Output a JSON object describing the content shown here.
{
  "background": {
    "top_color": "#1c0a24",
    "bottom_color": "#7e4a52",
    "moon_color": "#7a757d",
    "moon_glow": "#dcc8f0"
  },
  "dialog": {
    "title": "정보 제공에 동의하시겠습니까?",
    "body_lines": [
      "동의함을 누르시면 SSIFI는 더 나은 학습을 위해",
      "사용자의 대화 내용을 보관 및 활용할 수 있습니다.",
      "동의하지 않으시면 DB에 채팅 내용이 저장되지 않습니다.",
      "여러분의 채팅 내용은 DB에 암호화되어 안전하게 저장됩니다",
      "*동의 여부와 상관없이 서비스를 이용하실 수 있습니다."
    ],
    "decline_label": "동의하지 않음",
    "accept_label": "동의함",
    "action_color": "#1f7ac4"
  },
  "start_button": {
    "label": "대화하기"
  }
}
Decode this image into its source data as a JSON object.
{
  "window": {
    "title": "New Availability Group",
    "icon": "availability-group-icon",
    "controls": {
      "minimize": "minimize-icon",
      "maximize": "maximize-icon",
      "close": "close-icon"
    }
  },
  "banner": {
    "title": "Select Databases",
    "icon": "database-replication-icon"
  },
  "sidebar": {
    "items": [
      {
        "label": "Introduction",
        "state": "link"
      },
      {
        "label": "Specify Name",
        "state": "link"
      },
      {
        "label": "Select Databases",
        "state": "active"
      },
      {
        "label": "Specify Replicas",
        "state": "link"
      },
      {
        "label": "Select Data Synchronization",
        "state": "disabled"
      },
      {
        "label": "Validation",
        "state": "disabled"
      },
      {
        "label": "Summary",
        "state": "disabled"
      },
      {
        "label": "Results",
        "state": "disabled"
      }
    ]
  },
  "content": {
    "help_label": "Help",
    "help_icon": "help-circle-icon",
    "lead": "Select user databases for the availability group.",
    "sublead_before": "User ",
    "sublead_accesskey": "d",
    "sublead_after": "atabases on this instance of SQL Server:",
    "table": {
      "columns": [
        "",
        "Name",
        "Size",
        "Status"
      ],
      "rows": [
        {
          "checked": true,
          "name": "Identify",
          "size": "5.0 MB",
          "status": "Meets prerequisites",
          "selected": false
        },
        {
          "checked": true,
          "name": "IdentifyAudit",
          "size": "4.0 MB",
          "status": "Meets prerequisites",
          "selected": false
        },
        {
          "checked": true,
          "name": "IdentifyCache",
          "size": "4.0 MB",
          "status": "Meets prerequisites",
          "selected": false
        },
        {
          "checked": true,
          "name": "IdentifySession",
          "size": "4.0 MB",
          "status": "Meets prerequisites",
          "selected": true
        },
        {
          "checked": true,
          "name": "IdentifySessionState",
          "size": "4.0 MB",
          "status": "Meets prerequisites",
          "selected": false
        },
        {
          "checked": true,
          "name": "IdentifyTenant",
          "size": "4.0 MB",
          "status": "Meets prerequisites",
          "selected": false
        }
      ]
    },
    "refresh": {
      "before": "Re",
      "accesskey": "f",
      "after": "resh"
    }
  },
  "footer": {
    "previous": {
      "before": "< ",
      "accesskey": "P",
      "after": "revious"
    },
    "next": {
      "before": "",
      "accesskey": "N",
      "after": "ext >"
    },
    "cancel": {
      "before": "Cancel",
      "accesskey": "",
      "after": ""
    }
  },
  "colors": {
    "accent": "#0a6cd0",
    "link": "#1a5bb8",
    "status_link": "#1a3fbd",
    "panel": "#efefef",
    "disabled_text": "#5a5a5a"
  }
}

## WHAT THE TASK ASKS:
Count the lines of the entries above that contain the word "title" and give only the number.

## WRITTEN REPLY:
3